With South Africa now a week into its 21-day coronavirus lockdown, government has had to address a number of loopholes and issues which were introduced in its initial lockdown regulations.
These amendments impact a range of areas include transport, essential goods and the tracking of the coronavirus.
The biggest changes announced this week are outlined below.
The Department of Transport has published new regulations which outline the validity of motor vehicle licences and registrations during South Africa’s 21-day lockdown.
The new regulations have extended the grace period to 30 days for both driver’s licences and other types of vehicle licences.
In a raft of regulations published on Thursday (2 April), government also provided clarity on how many people are allowed to travel in a private vehicle.
The regulations now state that private vehicles shall not carry more than 60% of the licensed capacity, and that ‘all directions in respect of hygienic conditions and the limitation of exposure of persons to Covid-19, are adhered to’.
“South Africans have been encouraged to shop alone so there must be a good reason why there are two of you in a car if you are stopped and asked by traffic officials,” Department of Transport spokesperson Motlatsi Lebea told BuinessTech

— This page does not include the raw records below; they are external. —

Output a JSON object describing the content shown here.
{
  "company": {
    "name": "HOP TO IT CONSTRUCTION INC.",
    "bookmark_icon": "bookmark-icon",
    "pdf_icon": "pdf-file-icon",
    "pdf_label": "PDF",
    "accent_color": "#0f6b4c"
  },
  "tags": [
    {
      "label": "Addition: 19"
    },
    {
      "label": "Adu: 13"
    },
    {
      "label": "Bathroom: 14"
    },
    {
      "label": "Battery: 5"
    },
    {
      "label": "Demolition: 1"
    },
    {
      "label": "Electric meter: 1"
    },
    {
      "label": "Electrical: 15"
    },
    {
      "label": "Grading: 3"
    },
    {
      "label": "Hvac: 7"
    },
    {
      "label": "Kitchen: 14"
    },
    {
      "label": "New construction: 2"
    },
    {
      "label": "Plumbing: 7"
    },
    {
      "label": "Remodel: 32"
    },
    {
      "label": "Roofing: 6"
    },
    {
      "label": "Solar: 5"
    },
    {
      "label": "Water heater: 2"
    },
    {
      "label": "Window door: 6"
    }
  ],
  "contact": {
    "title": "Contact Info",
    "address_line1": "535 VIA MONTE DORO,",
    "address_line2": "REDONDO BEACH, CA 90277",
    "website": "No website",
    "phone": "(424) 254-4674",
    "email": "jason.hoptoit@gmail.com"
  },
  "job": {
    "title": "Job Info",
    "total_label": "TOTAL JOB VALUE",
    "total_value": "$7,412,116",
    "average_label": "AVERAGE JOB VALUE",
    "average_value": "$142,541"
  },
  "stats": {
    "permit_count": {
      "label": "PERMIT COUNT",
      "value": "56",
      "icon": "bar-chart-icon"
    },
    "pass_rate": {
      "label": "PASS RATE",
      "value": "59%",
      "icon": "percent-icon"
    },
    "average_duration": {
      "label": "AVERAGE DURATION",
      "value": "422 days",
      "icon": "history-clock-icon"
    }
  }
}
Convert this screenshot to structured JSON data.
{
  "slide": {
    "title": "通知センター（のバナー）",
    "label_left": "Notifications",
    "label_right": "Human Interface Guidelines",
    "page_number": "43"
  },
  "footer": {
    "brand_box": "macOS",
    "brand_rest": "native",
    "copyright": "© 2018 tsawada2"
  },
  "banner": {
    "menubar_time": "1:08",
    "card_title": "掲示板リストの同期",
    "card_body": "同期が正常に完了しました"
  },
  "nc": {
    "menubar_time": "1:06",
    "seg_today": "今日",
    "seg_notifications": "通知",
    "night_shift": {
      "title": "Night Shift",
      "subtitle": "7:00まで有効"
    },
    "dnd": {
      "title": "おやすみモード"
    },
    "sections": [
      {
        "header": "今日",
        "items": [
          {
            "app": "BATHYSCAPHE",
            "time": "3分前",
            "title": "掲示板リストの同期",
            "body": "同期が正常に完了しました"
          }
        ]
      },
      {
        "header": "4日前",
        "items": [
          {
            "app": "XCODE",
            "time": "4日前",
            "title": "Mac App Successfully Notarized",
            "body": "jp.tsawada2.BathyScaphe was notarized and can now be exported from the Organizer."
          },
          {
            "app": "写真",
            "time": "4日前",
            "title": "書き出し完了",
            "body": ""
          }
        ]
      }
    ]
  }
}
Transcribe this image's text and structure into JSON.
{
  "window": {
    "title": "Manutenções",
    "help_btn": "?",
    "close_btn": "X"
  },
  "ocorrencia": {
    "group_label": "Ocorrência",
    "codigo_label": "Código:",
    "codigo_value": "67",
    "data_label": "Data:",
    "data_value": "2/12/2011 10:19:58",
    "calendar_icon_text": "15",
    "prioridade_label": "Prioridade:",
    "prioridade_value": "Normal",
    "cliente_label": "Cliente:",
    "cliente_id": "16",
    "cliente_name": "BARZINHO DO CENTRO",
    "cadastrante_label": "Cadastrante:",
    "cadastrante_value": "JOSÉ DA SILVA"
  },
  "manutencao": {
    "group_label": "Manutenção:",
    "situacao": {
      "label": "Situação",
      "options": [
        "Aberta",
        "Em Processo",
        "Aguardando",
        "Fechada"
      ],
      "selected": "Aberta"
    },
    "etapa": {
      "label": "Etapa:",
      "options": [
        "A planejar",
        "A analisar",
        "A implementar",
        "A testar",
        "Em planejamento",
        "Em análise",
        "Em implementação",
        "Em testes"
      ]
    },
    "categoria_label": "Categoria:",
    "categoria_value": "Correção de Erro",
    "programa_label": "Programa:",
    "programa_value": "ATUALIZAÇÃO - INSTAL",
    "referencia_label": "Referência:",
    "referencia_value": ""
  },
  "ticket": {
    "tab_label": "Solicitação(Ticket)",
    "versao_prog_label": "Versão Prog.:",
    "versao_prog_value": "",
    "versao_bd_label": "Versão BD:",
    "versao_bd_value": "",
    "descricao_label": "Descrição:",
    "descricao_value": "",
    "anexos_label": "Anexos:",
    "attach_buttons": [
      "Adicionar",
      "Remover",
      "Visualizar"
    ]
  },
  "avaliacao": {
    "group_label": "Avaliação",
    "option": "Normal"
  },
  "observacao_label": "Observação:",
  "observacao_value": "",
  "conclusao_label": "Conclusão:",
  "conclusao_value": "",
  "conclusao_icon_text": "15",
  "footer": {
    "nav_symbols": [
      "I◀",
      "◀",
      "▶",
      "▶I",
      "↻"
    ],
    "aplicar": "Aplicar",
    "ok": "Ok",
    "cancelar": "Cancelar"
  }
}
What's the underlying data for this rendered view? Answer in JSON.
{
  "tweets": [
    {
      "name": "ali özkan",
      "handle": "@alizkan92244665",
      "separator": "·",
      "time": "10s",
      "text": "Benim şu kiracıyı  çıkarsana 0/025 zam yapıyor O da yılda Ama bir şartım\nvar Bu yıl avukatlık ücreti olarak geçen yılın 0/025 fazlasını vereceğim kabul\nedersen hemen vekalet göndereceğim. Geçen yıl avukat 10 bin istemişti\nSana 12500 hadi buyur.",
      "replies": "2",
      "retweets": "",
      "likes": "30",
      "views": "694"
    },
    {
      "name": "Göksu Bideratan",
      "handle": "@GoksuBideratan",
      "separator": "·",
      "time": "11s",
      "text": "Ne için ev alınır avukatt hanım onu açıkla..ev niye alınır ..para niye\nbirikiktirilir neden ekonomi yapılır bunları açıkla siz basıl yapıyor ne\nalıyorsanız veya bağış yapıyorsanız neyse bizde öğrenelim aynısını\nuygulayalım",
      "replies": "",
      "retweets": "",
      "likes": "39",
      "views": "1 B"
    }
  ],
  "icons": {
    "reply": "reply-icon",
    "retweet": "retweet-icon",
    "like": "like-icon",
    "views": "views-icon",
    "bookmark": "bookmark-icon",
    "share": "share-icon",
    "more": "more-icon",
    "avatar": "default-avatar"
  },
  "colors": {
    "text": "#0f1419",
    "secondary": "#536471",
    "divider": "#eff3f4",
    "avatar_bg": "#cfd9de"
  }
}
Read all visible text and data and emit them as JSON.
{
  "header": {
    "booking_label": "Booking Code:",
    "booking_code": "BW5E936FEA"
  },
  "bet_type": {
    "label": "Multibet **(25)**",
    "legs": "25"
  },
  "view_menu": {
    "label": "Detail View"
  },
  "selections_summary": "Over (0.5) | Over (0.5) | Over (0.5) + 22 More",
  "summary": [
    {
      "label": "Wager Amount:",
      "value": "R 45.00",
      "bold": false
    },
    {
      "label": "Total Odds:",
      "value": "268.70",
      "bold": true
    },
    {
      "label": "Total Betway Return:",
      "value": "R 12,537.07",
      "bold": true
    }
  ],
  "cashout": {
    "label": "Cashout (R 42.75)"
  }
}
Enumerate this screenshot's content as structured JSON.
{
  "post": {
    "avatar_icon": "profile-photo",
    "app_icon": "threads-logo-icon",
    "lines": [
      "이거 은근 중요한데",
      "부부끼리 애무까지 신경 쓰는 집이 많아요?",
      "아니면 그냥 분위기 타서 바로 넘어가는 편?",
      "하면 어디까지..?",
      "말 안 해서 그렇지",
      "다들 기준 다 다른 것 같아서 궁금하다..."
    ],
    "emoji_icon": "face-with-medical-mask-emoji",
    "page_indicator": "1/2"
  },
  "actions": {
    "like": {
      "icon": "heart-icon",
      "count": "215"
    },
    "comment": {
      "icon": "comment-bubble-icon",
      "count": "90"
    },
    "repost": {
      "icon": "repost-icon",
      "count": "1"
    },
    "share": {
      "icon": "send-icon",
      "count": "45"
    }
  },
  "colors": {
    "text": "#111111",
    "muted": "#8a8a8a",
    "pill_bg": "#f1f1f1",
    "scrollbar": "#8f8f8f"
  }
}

He added that there should never be three people in a private car unless they meet one of the other emergency requirements that would allow them to leave their households.
Most importantly, Lebea said that should drivers should try and wear facial masks whenever driving with more than one person in a car so as to try and avoid infections.
The Department of Transport has published new regulations which expand how many people are allowed to travel in a car during South Africa’s 21-day coronavirus lockdown.
In terms of the regulations, vehicles must reduce their maximum licensed passenger seating capacity by 70% with no masks as follows:
A minibus licensed to carry 10 passengers, is limited to carry a maximum of 7 passengers;
A minibus licensed to carry 15 passengers, is limited to carry the maximum of 10 passengers;
A midibus permitted to carry a maximum of 22 passengers, is limited to carry a maximum of 15 passengers.
A vehicle licenced to carry up to 4 passengers is limited to carrying 50% of their permissible passenger-carrying capacity.
Minister of Transport Fikile Mbalula had originally announced that taxis would be allowed to travel at 100% capacity provided passengers wear masks, however this was rescinded less than a day later due to public backlash.
Relaxed travelling rules for funerals
The Department of Cooperative Governance and Traditional Affairs as relaxed the lockdown travelling rules to accommodate South Africans attending funerals.
Certain individuals will be allowed to move between provinces and, metropolitan and district areas for purposes of transporting a body for burial purposes. They will also stay at a hotel, lodge or guest house for the duration of the funeral or cremation.
The Department of Health has developed a national database that will allow for the tracing for people who has, or who have into contact with someone who has the coronavirus.
The database will collect personal information on South Africans when they are tested. However, the government may also ask electronic communications service providers such as mobile networks and ISPs to provide information.
The Covid-19 Tracing Database shall include all information considered necessary for the contact tracing process to be effective, including but not limited to:
Identity number/Passport number;
Work address/Other addresses where they could be located;
Covid-19 test results;
The personal details of all known or suspected contacts of anyone who has tested positive for the virus.
Police minister Bheki Cele has clarified that the list of essential goods which may be purchased during the lockdown does not include cigarettes.
The announcement comes after the Western Cape Government published a statement in which it indicated that cigarettes may be sold during the lockdown, but only together with essential goods.
“We urge businesses in the Western Cape not to listen to people who tell them wrong things,” said Cele. “If it is not in the national regulations, it is not allowed to happen.”